Worship Music was originally completed in 2009 with Dan Nelson on vocals. The album was shelved when Nelson left the band, and with the return of Belladonna a major re-write and re-recording was undertaken. While it would have been intriguing to listen to the first version of the album, or what it might have been with long time vocalist John Bush (who temporarily signed back on), hearing Belladonna brings back strong headbanging memories.
One of my concerns, and that of many Anthrax fans going into Worship Music was how Joey’s return would impact the sound of this record, and even John Bush fans should be aptly impressed. This is Belladonna’s best performance with Anthrax to date.
The album opens with the table-setting intro “Worship”, which bleeds into “Earth On Hell”, which is a more than adequate sonic interpretation of where our world is at this moment. One can even find some death metal flavor here. This kicks off a solid hour of the finest Anthrax has had to offer since 1987’s Among the Living or The Persistence of Time.
Next up is the lead-off single “The Devil You Know”, which brings a modern feel to the classic Anthrax sound. The band have matured and settled in here. There is modern production and years of experience which washes away some of the rawness of the band’s early 80’s sound, but the music is by no means a mellowing of the band’s in-your-grill signature.
The old school pummelling begins in earnest on “Fight ‘Em Til You Can’t” which is either a song about zombies or a very thinly veiled tongue-in-cheek shot at American politicians. I prefer the idea of the latter. The song starts off with a radio transmission warning listeners that the dead have risen from the grave to attack the living. Yep, sounds like politicians to me.
“I’m Alive” is a melodic bone crusher with some excellent guitar work from Caggiano. Church bells ring in the epic feeling of “In The End”, which is one of the album’s stand out tracks. A big chorus wrapped in tight riffing, and death march drumming from Benante.
Another of the album’s highlights is “Judas Priest” which melds a variety of metal styles into one unique and powerful track. Arguably the best all around song on the album.
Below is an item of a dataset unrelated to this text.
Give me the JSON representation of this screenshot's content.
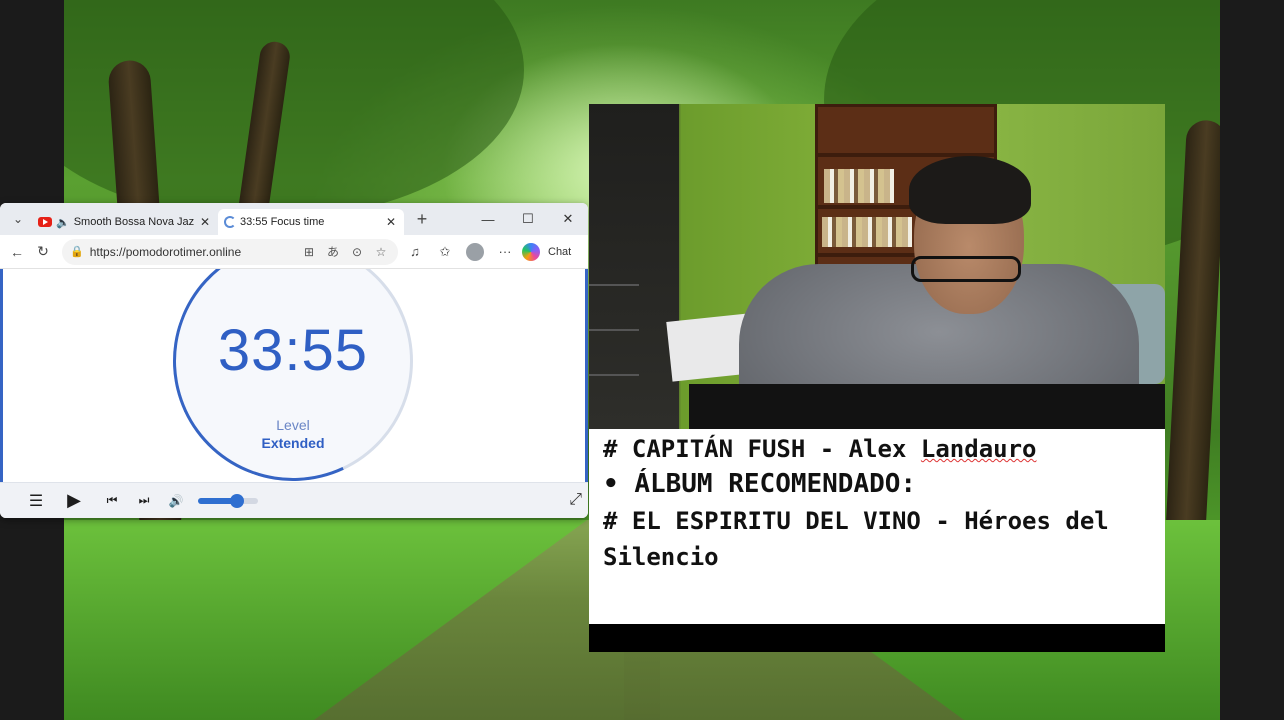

I could even hear the song’s namesake performing this track.
On “Crawl” you truly get a sense that Belladona has found vocal freedom on this record. Scott Ian has said the band really wanted to give Joey free reign on this album to make his vocal performances his own. Not just here but throughout the record, you get can feel Joey’s energy unleashed.
“The Constant” leads off with an almost Crowbar/Down type vibe. While not particularly sludgy, that doomy feel is there on the verses.
Benante and Bello save their best performances for the crushing finale, “Revolution Screams”. While the guitar drives the track it is the jackhammer drumming and rumbling bass lines that are the gut punch. In fact, throughout the album it is the combo of Bello and Benante that solidify that Anthrax signature more than anything else. “Revolution Screams” offers some serious mind, and finger, numbing fretwork as well. Ian and Caggiano wear their callouses thin on this beast. Just listening to the song is a full body work out.
Buried beyond the end of “Revolution Screams” is the hidden track, “New Noise”. A metal-hop cover of a song originally performed by Sweden’s hardcore punk act, Refused.
With Worship Music, the fourth member of the Big 4 has made a statement album that shows its still deserving of its place in this exclusive quartet. Belladonna sounds as good as he did two decades ago, and Ian and Benante have really amassed some of their best material in ages. Here’s hoping that cooler heads and common sense prevail, and this line-up stays together to usher in a new decade of Anthrax. Worship Music is a shot in the arm that metal needed.
Buy it, crank it, and let the Anthrax army rise again!